The LSM patch is approaching readiness for inclusion into the (2.5) kernel. This proximity caused Greg Kroah-Hartman, perhaps rather belatedly, to submit a patch limiting the use of the security.h file to modules licensed as free software. The effect of this change is to say that all security modules must be free software; no proprietary modules need apply.
The longstanding policy for Linux kernel modules, of course, has been that closed-source modules are allowed, as long as they follow the (not well defined) module interface. Restricting security modules may seem, at first blush, to be a deviation from this policy. Proprietary driver modules may be loaded, why not proprietary security modules? Numerous objections to the restriction have been posted, mostly arguing along these lines. There has also been an argument that the restriction is, itself, a violation of the GPL.
The security module patch, however, is a major change to the module interface. With this new interface, a module can easily hook code into many parts of the kernel; very few operations are left untouched. Thus, security modules can change the functionality of the kernel in ways that, under the current module interface, are not possible. Using this interface, a proprietary module could add much interesting new code, which may have nothing to do with security, to the kernel.
Greg has, for now, removed the restriction as a result of the controversy. In the end, Linus will probably have to make the decision. Given that closed-source security modules will be able to do many things that are currently forbidden to proprietary code, however, there is a good chance that the security module patch will not be accepted without a licensing restriction.
(The latest security module patch is the September 23 version).
A proposal for module initialization changes. Rusty Russell has posted a proposal for changes to the module loading and initialization code in 2.5. These changes have a couple of goals: (1) decreasing even further the differences between linked-in and modular code, and (2) addressing the remaining race conditions associated with loadable modules. The changes also simplify the module loading code, allow the automatic exporting of module parameters to /proc, and provide a "warm fuzzy bleeding edge feel."

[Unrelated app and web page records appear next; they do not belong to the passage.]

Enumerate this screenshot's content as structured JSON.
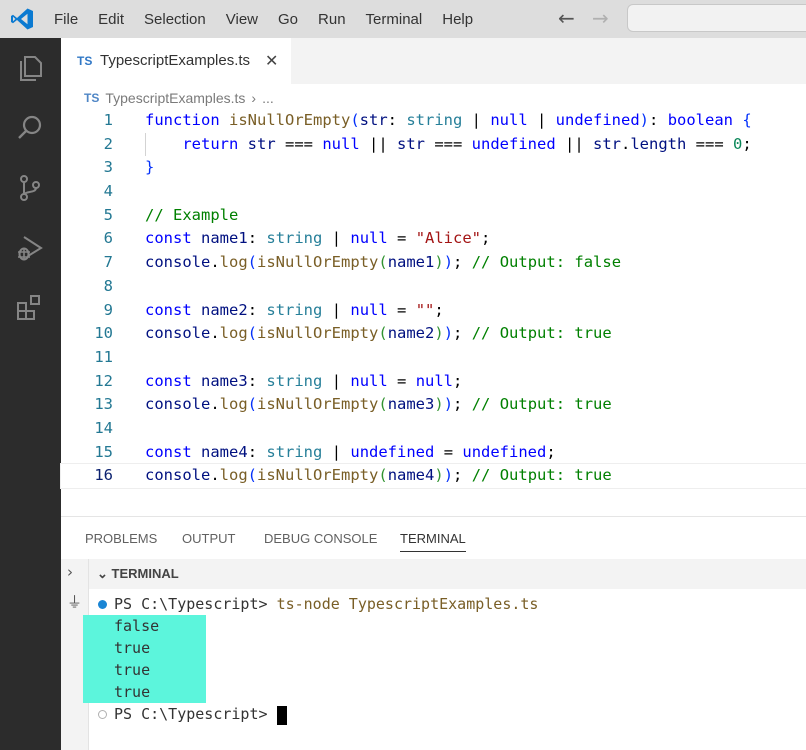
{
  "menu": [
    "File",
    "Edit",
    "Selection",
    "View",
    "Go",
    "Run",
    "Terminal",
    "Help"
  ],
  "navigation": {
    "back_icon": "arrow-left-icon",
    "forward_icon": "arrow-right-icon"
  },
  "activity_bar": [
    "explorer-icon",
    "search-icon",
    "source-control-icon",
    "run-debug-icon",
    "extensions-icon"
  ],
  "tab": {
    "language_badge": "TS",
    "title": "TypescriptExamples.ts",
    "close_icon": "close-icon"
  },
  "breadcrumb": {
    "language_badge": "TS",
    "file": "TypescriptExamples.ts",
    "separator": "›",
    "rest": "..."
  },
  "editor": {
    "line_numbers": [
      "1",
      "2",
      "3",
      "4",
      "5",
      "6",
      "7",
      "8",
      "9",
      "10",
      "11",
      "12",
      "13",
      "14",
      "15",
      "16"
    ],
    "current_line": 16,
    "lines": [
      "function isNullOrEmpty(str: string | null | undefined): boolean {",
      "    return str === null || str === undefined || str.length === 0;",
      "}",
      "",
      "// Example",
      "const name1: string | null = \"Alice\";",
      "console.log(isNullOrEmpty(name1)); // Output: false",
      "",
      "const name2: string | null = \"\";",
      "console.log(isNullOrEmpty(name2)); // Output: true",
      "",
      "const name3: string | null = null;",
      "console.log(isNullOrEmpty(name3)); // Output: true",
      "",
      "const name4: string | undefined = undefined;",
      "console.log(isNullOrEmpty(name4)); // Output: true"
    ]
  },
  "panel": {
    "tabs": [
      "PROBLEMS",
      "OUTPUT",
      "DEBUG CONSOLE",
      "TERMINAL"
    ],
    "active_tab": "TERMINAL",
    "terminal_title": "TERMINAL",
    "prompt": "PS C:\\Typescript>",
    "command": "ts-node TypescriptExamples.ts",
    "output": [
      "false",
      "true",
      "true",
      "true"
    ],
    "highlight_color": "#5cf5dc"
  },
  "colors": {
    "activity_bar": "#2c2c2c",
    "accent": "#0066b8",
    "keyword": "#0000ff",
    "type": "#267f99",
    "comment": "#008000"
  }
}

If this scheme is adopted, the changes for modular code will be significant, but relatively straightforward. Module initialization, for example, will be split into two phases. The first sets everything up, but does not make the module visible to the rest of the kernel. It can fail, causing the entire module load to fail, without somebody else trying to access it halfway through. The second phase then makes the module visible, and is required to succeed. Unloading works in a similar way; the first phase makes the module invisible to new users in the kernel, while the second actually shuts the module down when no more users exist.

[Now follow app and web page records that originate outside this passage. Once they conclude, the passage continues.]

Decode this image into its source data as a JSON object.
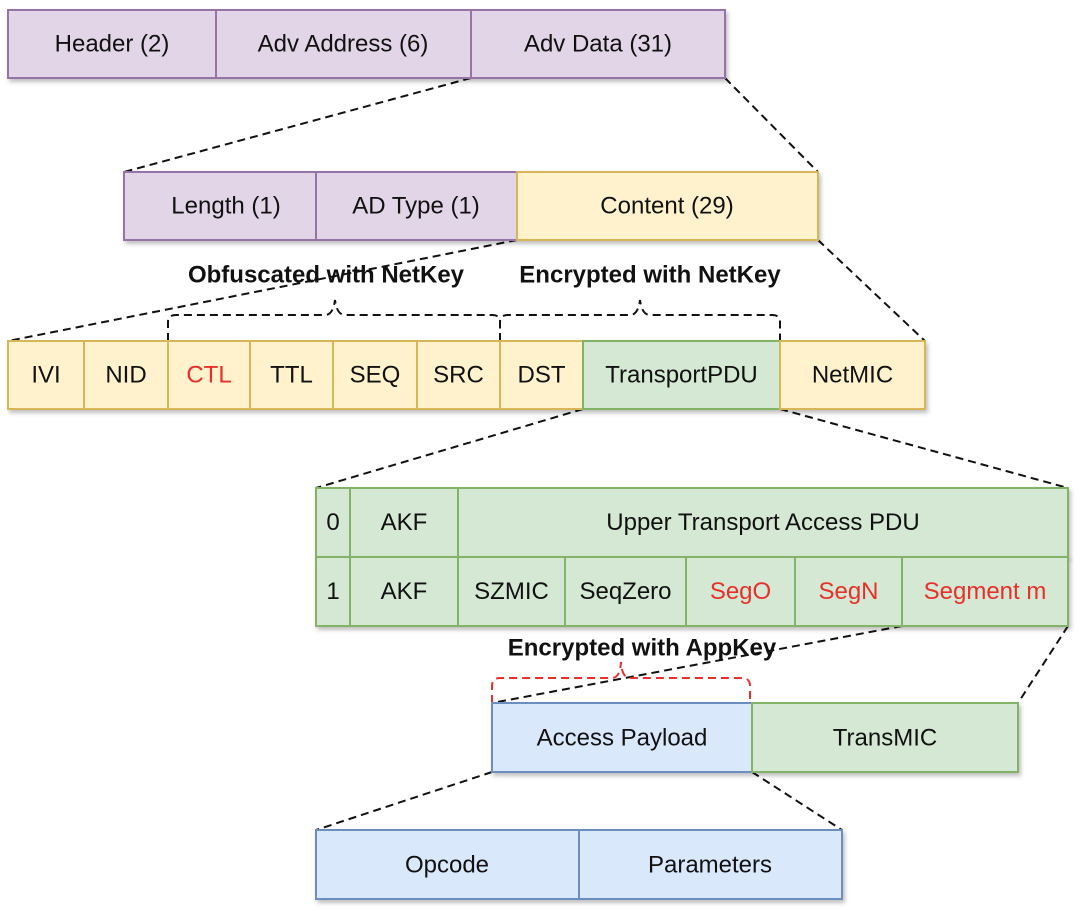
{
  "adv_packet": [
    "Header (2)",
    "Adv Address (6)",
    "Adv Data (31)"
  ],
  "ad_structure": [
    "Length (1)",
    "AD Type (1)",
    "Content (29)"
  ],
  "annotations": {
    "obfuscated": "Obfuscated with NetKey",
    "encrypted_netkey": "Encrypted with NetKey",
    "encrypted_appkey": "Encrypted with AppKey"
  },
  "network_pdu": [
    "IVI",
    "NID",
    "CTL",
    "TTL",
    "SEQ",
    "SRC",
    "DST",
    "TransportPDU",
    "NetMIC"
  ],
  "transport_unsegmented": [
    "0",
    "AKF",
    "Upper Transport Access PDU"
  ],
  "transport_segmented": [
    "1",
    "AKF",
    "SZMIC",
    "SeqZero",
    "SegO",
    "SegN",
    "Segment m"
  ],
  "upper_transport": [
    "Access Payload",
    "TransMIC"
  ],
  "access_payload": [
    "Opcode",
    "Parameters"
  ],
  "colors": {
    "purple_fill": "#e1d5e7",
    "yellow_fill": "#fff2cc",
    "green_fill": "#d5e8d4",
    "blue_fill": "#dae8fc",
    "highlight_red": "#e8302a"
  }
}
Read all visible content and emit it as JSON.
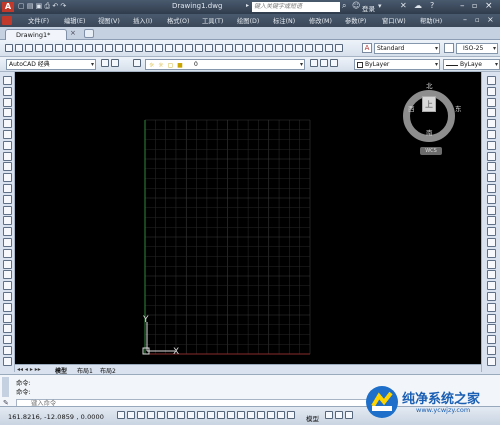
{
  "title": {
    "filename": "Drawing1.dwg",
    "search_placeholder": "键入关键字或短语",
    "login": "登录"
  },
  "menu": [
    "文件(F)",
    "编辑(E)",
    "视图(V)",
    "插入(I)",
    "格式(O)",
    "工具(T)",
    "绘图(D)",
    "标注(N)",
    "修改(M)",
    "参数(P)",
    "窗口(W)",
    "帮助(H)"
  ],
  "doc_tab": {
    "label": "Drawing1*"
  },
  "toolbar": {
    "text_style": "Standard",
    "dim_style": "ISO-25"
  },
  "toolbar2": {
    "workspace": "AutoCAD 经典",
    "layer": "0",
    "color": "ByLayer",
    "linetype": "ByLaye"
  },
  "viewcube": {
    "north": "北",
    "south": "南",
    "east": "东",
    "west": "西",
    "top": "上",
    "wcs": "WCS"
  },
  "ucs": {
    "y": "Y",
    "x": "X"
  },
  "layout_tabs": [
    "模型",
    "布局1",
    "布局2"
  ],
  "command": {
    "line1": "命令:",
    "line2": "命令:",
    "placeholder": "键入命令"
  },
  "status": {
    "coords": "161.8216,  -12.0859 , 0.0000",
    "model": "模型"
  },
  "watermark": {
    "title": "纯净系统之家",
    "url": "www.ycwjzy.com"
  }
}
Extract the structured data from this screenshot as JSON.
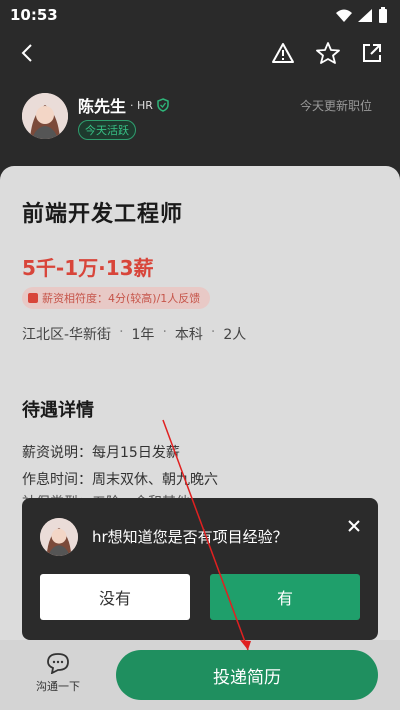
{
  "status_bar": {
    "time": "10:53"
  },
  "nav": {
    "icons": [
      "back-icon",
      "warning-icon",
      "star-icon",
      "share-icon"
    ]
  },
  "recruiter": {
    "name": "陈先生",
    "role": "· HR",
    "active_badge": "今天活跃",
    "update_text": "今天更新职位"
  },
  "job": {
    "title": "前端开发工程师",
    "salary": "5千-1万·13薪",
    "fit_text": "薪资相符度：4分(较高)/1人反馈",
    "meta": [
      "江北区-华新街",
      "1年",
      "本科",
      "2人"
    ],
    "meta_sep": "·"
  },
  "benefits": {
    "title": "待遇详情",
    "rows": [
      "薪资说明：每月15日发薪",
      "作息时间：周末双休、朝九晚六",
      "社保类型：五险一金和其他"
    ]
  },
  "dialog": {
    "question": "hr想知道您是否有项目经验？",
    "no_label": "没有",
    "yes_label": "有"
  },
  "bottom": {
    "chat_label": "沟通一下",
    "apply_label": "投递简历"
  },
  "colors": {
    "accent_green": "#1f8f5f",
    "salary_red": "#d8453a",
    "annotation_red": "#e02020"
  }
}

As of this writing, there have been no comments on the proposal; people must either like it, or they don't think 2.5 will ever happen.
Other patches and updates released this week (and the week before - we're catching up) include:
Section Editor: Jonathan Corbet
September 27, 2001